Roy Kelton Orbison (April 23, 1936 – December 6, 1988), who was born and raised in Texas, began singing in a rockabilly & country & western band in high school.
While most male rock and roll performers in the 1950s and 1960s showed a defiant masculinity, many of his songs instead conveyed a quiet, almost desperate, vulnerability. During performances, he stood still and solitary, and wore black clothes, to match his black hair, and hid behind thick, dark sunglasses, which lent an air of mystery to his persona and gave the impression that he was always longing and sometimes miserable. In reality he was a pleasant young man with a sense of humour, but he suffered from acute stage fright.

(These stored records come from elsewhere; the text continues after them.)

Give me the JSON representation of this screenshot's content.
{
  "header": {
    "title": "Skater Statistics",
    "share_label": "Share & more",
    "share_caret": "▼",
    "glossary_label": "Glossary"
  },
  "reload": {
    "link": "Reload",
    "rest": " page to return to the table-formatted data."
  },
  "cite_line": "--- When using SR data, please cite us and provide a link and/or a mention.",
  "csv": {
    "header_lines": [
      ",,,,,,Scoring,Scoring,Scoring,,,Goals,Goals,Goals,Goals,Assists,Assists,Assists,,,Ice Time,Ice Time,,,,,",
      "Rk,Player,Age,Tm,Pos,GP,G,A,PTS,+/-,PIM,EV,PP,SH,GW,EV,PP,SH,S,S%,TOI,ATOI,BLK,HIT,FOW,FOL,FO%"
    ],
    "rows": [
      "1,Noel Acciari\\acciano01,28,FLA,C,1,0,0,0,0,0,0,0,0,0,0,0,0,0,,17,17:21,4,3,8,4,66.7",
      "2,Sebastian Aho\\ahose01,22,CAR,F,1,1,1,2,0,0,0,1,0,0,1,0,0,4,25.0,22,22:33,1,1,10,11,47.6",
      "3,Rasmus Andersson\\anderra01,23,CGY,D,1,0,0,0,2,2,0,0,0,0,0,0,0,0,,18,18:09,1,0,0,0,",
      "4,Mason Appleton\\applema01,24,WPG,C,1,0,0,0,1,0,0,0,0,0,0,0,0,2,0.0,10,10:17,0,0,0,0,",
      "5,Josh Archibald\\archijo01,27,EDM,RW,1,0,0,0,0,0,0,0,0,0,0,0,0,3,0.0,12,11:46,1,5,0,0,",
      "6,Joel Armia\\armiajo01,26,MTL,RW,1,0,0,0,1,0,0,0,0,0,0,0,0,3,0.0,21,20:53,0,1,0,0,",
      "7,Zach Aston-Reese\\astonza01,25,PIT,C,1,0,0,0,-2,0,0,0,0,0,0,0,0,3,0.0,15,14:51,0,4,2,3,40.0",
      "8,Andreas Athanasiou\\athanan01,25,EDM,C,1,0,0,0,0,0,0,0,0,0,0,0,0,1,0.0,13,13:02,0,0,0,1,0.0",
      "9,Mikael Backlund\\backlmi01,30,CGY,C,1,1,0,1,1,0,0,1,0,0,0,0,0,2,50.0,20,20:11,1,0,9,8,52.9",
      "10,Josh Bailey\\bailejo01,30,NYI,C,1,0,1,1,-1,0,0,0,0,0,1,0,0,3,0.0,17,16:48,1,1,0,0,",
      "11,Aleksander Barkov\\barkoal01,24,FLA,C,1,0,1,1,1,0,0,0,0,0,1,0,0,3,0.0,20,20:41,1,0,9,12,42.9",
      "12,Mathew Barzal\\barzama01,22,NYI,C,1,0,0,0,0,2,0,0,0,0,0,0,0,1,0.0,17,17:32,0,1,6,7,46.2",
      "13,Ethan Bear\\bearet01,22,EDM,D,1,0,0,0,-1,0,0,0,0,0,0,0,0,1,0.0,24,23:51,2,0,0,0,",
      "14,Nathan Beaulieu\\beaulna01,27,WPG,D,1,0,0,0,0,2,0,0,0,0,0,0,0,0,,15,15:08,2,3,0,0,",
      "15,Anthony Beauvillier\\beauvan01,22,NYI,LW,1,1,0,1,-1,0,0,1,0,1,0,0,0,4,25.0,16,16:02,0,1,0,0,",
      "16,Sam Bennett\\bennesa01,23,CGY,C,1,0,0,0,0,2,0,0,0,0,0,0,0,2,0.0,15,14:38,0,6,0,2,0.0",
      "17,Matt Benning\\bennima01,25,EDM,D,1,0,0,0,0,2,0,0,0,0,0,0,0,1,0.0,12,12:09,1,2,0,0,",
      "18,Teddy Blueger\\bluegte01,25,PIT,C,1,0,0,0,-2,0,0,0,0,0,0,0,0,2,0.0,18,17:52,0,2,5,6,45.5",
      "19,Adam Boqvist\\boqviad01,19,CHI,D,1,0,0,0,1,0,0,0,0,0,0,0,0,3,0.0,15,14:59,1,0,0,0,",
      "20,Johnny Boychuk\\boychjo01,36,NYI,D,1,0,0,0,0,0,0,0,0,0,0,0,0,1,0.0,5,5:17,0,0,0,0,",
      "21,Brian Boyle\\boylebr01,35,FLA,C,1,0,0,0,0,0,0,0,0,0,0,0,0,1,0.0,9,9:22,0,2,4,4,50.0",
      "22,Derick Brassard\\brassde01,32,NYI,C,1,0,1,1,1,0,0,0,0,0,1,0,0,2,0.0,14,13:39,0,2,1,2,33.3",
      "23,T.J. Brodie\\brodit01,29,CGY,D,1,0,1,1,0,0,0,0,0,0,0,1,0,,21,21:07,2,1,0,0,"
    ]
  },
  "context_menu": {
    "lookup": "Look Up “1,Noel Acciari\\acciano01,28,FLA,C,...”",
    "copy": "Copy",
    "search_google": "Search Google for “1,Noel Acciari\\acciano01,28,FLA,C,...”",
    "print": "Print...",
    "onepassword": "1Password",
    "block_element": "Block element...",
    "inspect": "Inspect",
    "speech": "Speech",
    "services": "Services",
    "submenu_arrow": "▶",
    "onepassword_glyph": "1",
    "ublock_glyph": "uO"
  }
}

Between 1960 and 1964, 22 of his songs became great hits, including “Only the Lonely” (1960), “Crying” (1961), “In Dreams” (1963), and “Oh, Pretty Woman” (1964). which was to be used in the 1990 movie of the same name.
This hit was composed during a calm spot in an otherwise turbulent relationship with his wife Claudette, when they had just reconciled after some tough times and a few months before their divorce. In 1966, they remarried, but two months later while Roy and Claudette were riding their motorcycles, she was hit by a truck. She died in his arms an hour later, at the age of 25.
But that was not all! Orbison had to face tragedy again: in September 1968, while he was on tour in England, he was informed that his family home in Tennessee had burned to the ground: his two eldest sons died in the fire, while his youngest son was saved by Orbison’s parents.
Roy’s close friend and neighbour Johnny Cash bought the lot from him, but ten years later, that house burned down as well.
Over the next years, Roy had his ups and downs. He remarried a German teenager he had met while on tour a couple of days before the fire, and they had two sons together.
After “Oh, Pretty Woman”, Orbison continued to record and chart intermittently in the UK but it was in 1987 that he found worldwide popularity again, when his original recording of “In Dreams” was used in David Lynch’s film Blue Velvet. The following year, he co-founded the Traveling Wilburys supergroup with George Harrison, Bob Dylan, Tom Petty, and Jeff Lynne, and he began touring again.
His last solo album, Mystery Girl, was released posthumously in February 1989: he had died of massive heart failure on December 6, 1988. That day he was enjoying a break between tours and had spent his time flying model airplanes with his sons. It was during dinner at his mother’s home in Tennessee, that he keeled over and died. He was 52.